>>>>

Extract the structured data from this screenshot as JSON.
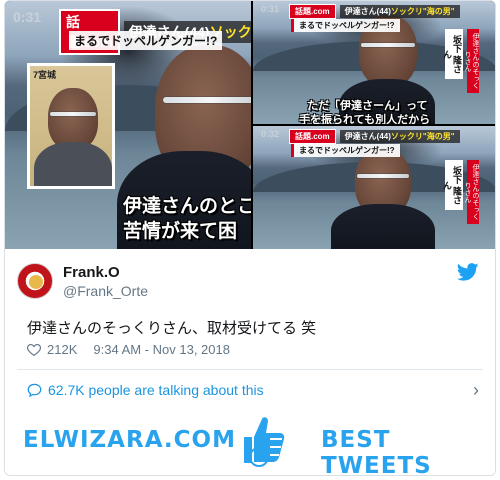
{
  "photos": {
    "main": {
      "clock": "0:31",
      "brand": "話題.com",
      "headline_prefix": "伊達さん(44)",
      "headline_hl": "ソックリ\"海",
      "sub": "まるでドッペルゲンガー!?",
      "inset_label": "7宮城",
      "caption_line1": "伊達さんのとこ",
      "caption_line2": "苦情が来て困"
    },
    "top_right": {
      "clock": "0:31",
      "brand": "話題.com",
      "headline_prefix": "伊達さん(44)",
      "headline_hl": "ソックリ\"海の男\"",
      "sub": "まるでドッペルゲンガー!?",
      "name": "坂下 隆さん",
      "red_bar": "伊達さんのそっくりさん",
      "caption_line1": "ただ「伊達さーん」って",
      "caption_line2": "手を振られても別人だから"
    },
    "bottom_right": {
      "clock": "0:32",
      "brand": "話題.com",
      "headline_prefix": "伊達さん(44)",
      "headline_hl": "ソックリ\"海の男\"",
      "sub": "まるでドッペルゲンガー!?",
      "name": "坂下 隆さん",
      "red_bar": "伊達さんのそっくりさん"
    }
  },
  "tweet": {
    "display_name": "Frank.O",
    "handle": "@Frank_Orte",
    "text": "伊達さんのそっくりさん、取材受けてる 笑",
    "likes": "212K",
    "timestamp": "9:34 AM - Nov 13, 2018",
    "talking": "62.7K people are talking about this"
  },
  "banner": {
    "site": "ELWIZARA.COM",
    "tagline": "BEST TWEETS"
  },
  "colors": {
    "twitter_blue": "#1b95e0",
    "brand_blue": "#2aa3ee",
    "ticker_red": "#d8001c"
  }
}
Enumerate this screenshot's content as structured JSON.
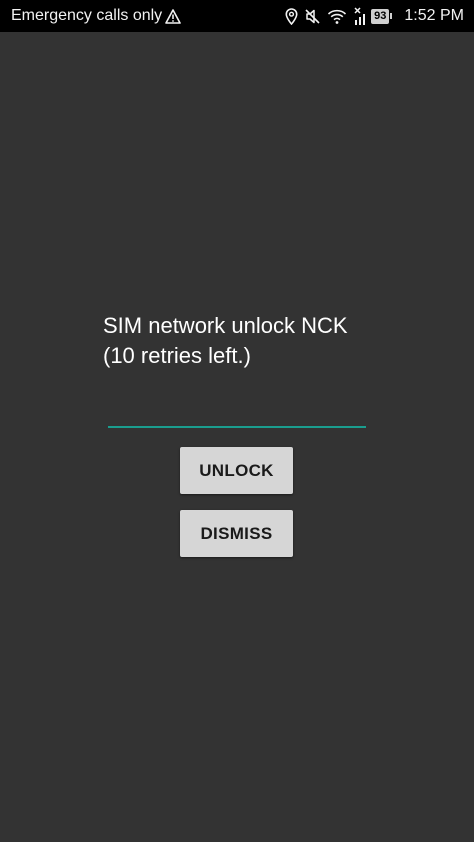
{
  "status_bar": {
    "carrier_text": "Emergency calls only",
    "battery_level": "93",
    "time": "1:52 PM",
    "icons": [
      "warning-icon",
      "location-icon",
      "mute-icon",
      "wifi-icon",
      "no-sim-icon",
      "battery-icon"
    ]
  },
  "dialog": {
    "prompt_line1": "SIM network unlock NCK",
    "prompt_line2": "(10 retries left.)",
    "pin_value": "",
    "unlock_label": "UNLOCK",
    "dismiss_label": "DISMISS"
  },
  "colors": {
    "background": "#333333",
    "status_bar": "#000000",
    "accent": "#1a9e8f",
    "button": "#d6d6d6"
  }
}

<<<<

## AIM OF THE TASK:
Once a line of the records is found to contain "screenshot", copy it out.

## WRITTEN ANSWER:
Extract the structured data from this screenshot as JSON.
Enumerate this screenshot's content as structured JSON.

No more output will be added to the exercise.